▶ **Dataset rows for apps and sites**
· · · ·

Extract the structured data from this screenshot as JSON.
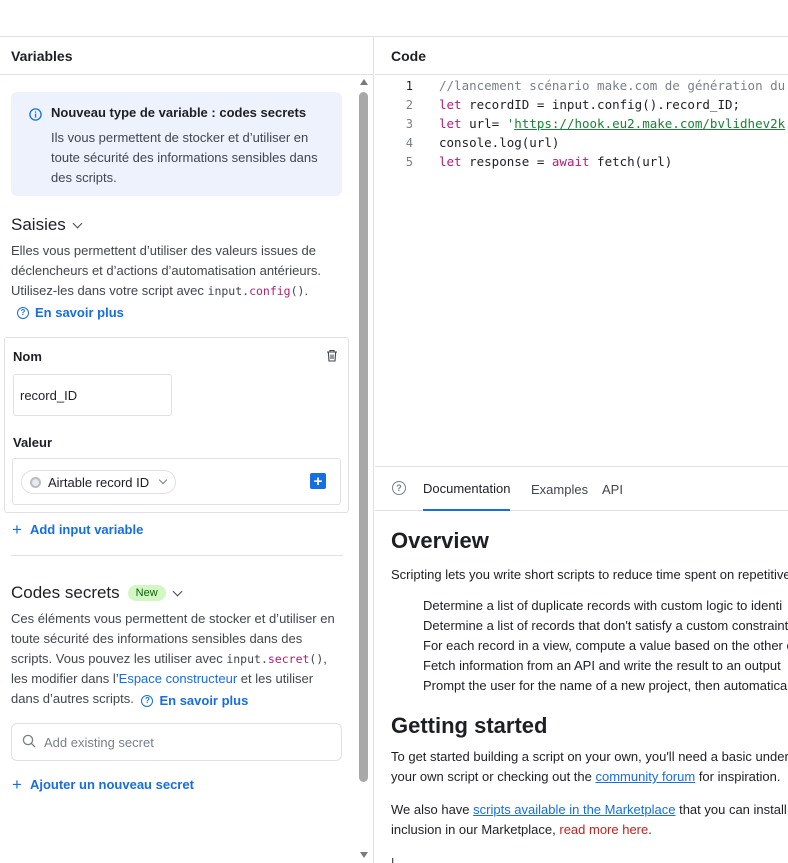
{
  "left_panel": {
    "header": "Variables",
    "callout": {
      "title": "Nouveau type de variable : codes secrets",
      "body": "Ils vous permettent de stocker et d’utiliser en toute sécurité des informations sensibles dans des scripts."
    },
    "inputs_section": {
      "title": "Saisies",
      "desc_prefix": "Elles vous permettent d’utiliser des valeurs issues de déclencheurs et d’actions d’automatisation antérieurs. Utilisez-les dans votre script avec ",
      "code_obj": "input.",
      "code_fn": "config",
      "code_paren": "()",
      "desc_suffix": ".",
      "learn_more": "En savoir plus"
    },
    "variable": {
      "name_label": "Nom",
      "name_value": "record_ID",
      "value_label": "Valeur",
      "value_pill": "Airtable record ID"
    },
    "add_input": "Add input variable",
    "secrets_section": {
      "title": "Codes secrets",
      "badge": "New",
      "desc_1": "Ces éléments vous permettent de stocker et d’utiliser en toute sécurité des informations sensibles dans des scripts. Vous pouvez les utiliser avec ",
      "code_obj": "input.",
      "code_fn": "secret",
      "code_paren": "()",
      "desc_2": ", les modifier dans l’",
      "builder_link": "Espace constructeur",
      "desc_3": " et les utiliser dans d’autres scripts.",
      "learn_more": "En savoir plus",
      "search_placeholder": "Add existing secret",
      "add_secret": "Ajouter un nouveau secret"
    }
  },
  "code_panel": {
    "header": "Code",
    "lines": [
      {
        "num": "1",
        "comment": "//lancement scénario make.com de génération du"
      },
      {
        "num": "2",
        "kw": "let",
        "rest": " recordID = input.config().record_ID;"
      },
      {
        "num": "3",
        "kw": "let",
        "mid": " url= ",
        "str_q": "'",
        "url": "https://hook.eu2.make.com/bvlidhev2k"
      },
      {
        "num": "4",
        "plain": "console.log(url)"
      },
      {
        "num": "5",
        "kw": "let",
        "mid": " response = ",
        "kw2": "await",
        "rest": " fetch(url)"
      }
    ]
  },
  "docs": {
    "tabs": [
      "Documentation",
      "Examples",
      "API"
    ],
    "active_tab": "Documentation",
    "overview_title": "Overview",
    "overview_intro": "Scripting lets you write short scripts to reduce time spent on repetitive",
    "bullets": [
      "Determine a list of duplicate records with custom logic to identi",
      "Determine a list of records that don't satisfy a custom constraint",
      "For each record in a view, compute a value based on the other c",
      "Fetch information from an API and write the result to an output",
      "Prompt the user for the name of a new project, then automatica"
    ],
    "getting_started_title": "Getting started",
    "gs_line1": "To get started building a script on your own, you'll need a basic under",
    "gs_line2_prefix": "your own script or checking out the ",
    "gs_community": "community forum",
    "gs_line2_suffix": " for inspiration.",
    "mk_prefix": "We also have ",
    "mk_link": "scripts available in the Marketplace",
    "mk_suffix": " that you can install o",
    "mk_line2": "inclusion in our Marketplace, ",
    "mk_readmore": "read more here",
    "mk_end": ".",
    "cut_line": "L... ... ... ... ... ... ... ... ... ... ... ... ... ... ... ... ... ... ... ... ..."
  },
  "colors": {
    "accent": "#166ee1",
    "callout_bg": "#eef2fd",
    "badge_bg": "#d2f7c5",
    "keyword": "#b01e75",
    "string": "#1a7f37"
  }
}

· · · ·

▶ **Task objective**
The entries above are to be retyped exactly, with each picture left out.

▶ **Response to this task**
Extract the structured data from this screenshot as JSON.
{
  "left_panel": {
    "header": "Variables",
    "callout": {
      "title": "Nouveau type de variable : codes secrets",
      "body": "Ils vous permettent de stocker et d’utiliser en toute sécurité des informations sensibles dans des scripts."
    },
    "inputs_section": {
      "title": "Saisies",
      "desc_prefix": "Elles vous permettent d’utiliser des valeurs issues de déclencheurs et d’actions d’automatisation antérieurs. Utilisez-les dans votre script avec ",
      "code_obj": "input.",
      "code_fn": "config",
      "code_paren": "()",
      "desc_suffix": ".",
      "learn_more": "En savoir plus"
    },
    "variable": {
      "name_label": "Nom",
      "name_value": "record_ID",
      "value_label": "Valeur",
      "value_pill": "Airtable record ID"
    },
    "add_input": "Add input variable",
    "secrets_section": {
      "title": "Codes secrets",
      "badge": "New",
      "desc_1": "Ces éléments vous permettent de stocker et d’utiliser en toute sécurité des informations sensibles dans des scripts. Vous pouvez les utiliser avec ",
      "code_obj": "input.",
      "code_fn": "secret",
      "code_paren": "()",
      "desc_2": ", les modifier dans l’",
      "builder_link": "Espace constructeur",
      "desc_3": " et les utiliser dans d’autres scripts.",
      "learn_more": "En savoir plus",
      "search_placeholder": "Add existing secret",
      "add_secret": "Ajouter un nouveau secret"
    }
  },
  "code_panel": {
    "header": "Code",
    "lines": [
      {
        "num": "1",
        "comment": "//lancement scénario make.com de génération du"
      },
      {
        "num": "2",
        "kw": "let",
        "rest": " recordID = input.config().record_ID;"
      },
      {
        "num": "3",
        "kw": "let",
        "mid": " url= ",
        "str_q": "'",
        "url": "https://hook.eu2.make.com/bvlidhev2k"
      },
      {
        "num": "4",
        "plain": "console.log(url)"
      },
      {
        "num": "5",
        "kw": "let",
        "mid": " response = ",
        "kw2": "await",
        "rest": " fetch(url)"
      }
    ]
  },
  "docs": {
    "tabs": [
      "Documentation",
      "Examples",
      "API"
    ],
    "active_tab": "Documentation",
    "overview_title": "Overview",
    "overview_intro": "Scripting lets you write short scripts to reduce time spent on repetitive",
    "bullets": [
      "Determine a list of duplicate records with custom logic to identi",
      "Determine a list of records that don't satisfy a custom constraint",
      "For each record in a view, compute a value based on the other c",
      "Fetch information from an API and write the result to an output",
      "Prompt the user for the name of a new project, then automatica"
    ],
    "getting_started_title": "Getting started",
    "gs_line1": "To get started building a script on your own, you'll need a basic under",
    "gs_line2_prefix": "your own script or checking out the ",
    "gs_community": "community forum",
    "gs_line2_suffix": " for inspiration.",
    "mk_prefix": "We also have ",
    "mk_link": "scripts available in the Marketplace",
    "mk_suffix": " that you can install o",
    "mk_line2": "inclusion in our Marketplace, ",
    "mk_readmore": "read more here",
    "mk_end": ".",
    "cut_line": "L... ... ... ... ... ... ... ... ... ... ... ... ... ... ... ... ... ... ... ... ..."
  },
  "colors": {
    "accent": "#166ee1",
    "callout_bg": "#eef2fd",
    "badge_bg": "#d2f7c5",
    "keyword": "#b01e75",
    "string": "#1a7f37"
  }
}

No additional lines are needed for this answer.